Music relies heavily on repetition to build structure and meaning. Self-reference occurs on multiple timescales, from motifs to phrases to reusing of entire sections of music, such as in pieces with ABA structure. The Transformer (Vaswani et al., 2017), a sequence model based on self-attention, has achieved compelling results in many generation tasks that require maintaining long-range coherence. This suggests that self-attention might also be well-suited to modeling music. In musical composition and performance, however, relative timing is critically important. Existing approaches for representing relative positional information in the Transformer modulate attention based on pairwise distance (Shaw et al., 2018). This is impractical for long sequences such as musical compositions since their memory complexity is quadratic in the sequence length. We propose an algorithm that reduces the intermediate memory requirements to linear in the sequence length. This enables us to demonstrate that a Transformer with our modified relative attention mechanism can generate minute-long (thousands of steps) compositions with compelling structure, generate continuations that coherently elaborate on a given motif, and in a seq2seq setup generate accompaniments conditioned on melodies. We evaluate the Transformer with our relative attention mechanism on two datasets, JSB Chorales and Piano-e-competition, and obtain state-of-the-art results on the latter.

We present an information-theoretic framework for solving global black-box optimization problems that also have black-box constraints. Of particular interest to us is to efficiently solve problems with decoupled constraints, in which subsets of the objective and constraint functions may be evaluated independently. For example, when the objective is evaluated on a CPU and the constraints are evaluated independently on a GPU. These problems require an acquisition function that can be separated into the contributions of the individual function evaluations. We develop one such acquisition function and call it Predictive Entropy Search with Constraints (PESC). PESC is an approximation to the expected information gain criterion and it compares favorably to alternative approaches based on improvement in several synthetic and real-world problems. In addition to this, we consider problems with a mix of functions that are fast and slow to evaluate. These problems require balancing the amount of time spent in the meta-computation of PESC and in the actual evaluation of the target objective.

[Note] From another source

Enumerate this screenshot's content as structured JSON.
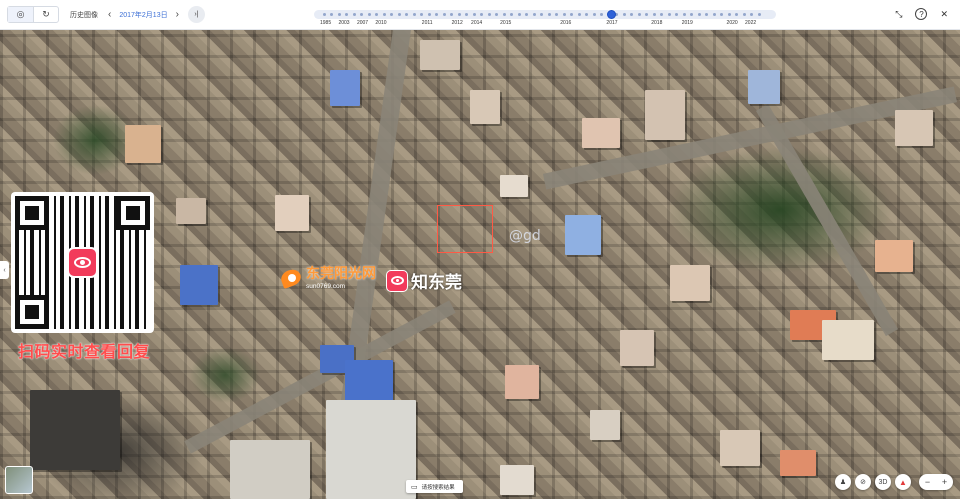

We take a bounded rationality approach and develop partial update for PESC which trades off accuracy against speed. We then propose a method for adaptively switching between the partial and full updates for PESC. This allows us to interpolate between versions of PESC that are efficient in terms of function evaluations and those that are efficient in terms of wall-clock time. Overall, we demonstrate that PESC is an effective algorithm that provides a promising direction towards a unified solution for constrained Bayesian optimization.

Learning to learn has emerged as an important direction for achieving artificial intelligence. Two of the primary barriers to its adoption are an inability to scale to larger problems and a limited ability to generalize to new tasks. We introduce a learned gradient descent optimizer that generalizes well to new tasks, and which has significantly reduced memory and computation overhead. We achieve this by introducing a novel hierarchical RNN architecture, with minimal per-parameter overhead, augmented with additional architectural features that mirror the known structure of optimization tasks. We also develop a meta-training ensemble of small, diverse optimization tasks capturing common properties of loss landscapes. The optimizer learns to outperform RMSProp/ADAM on problems in this corpus. More importantly, it performs comparably or better when applied to small convolutional neural networks, despite seeing no neural networks in its meta-training set. Finally, it generalizes to train Inception V3 and ResNet V2 architectures on the ImageNet dataset for thousands of steps, optimization problems that are of a vastly different scale than those it was trained on. We release an open source implementation of the meta-training algorithm.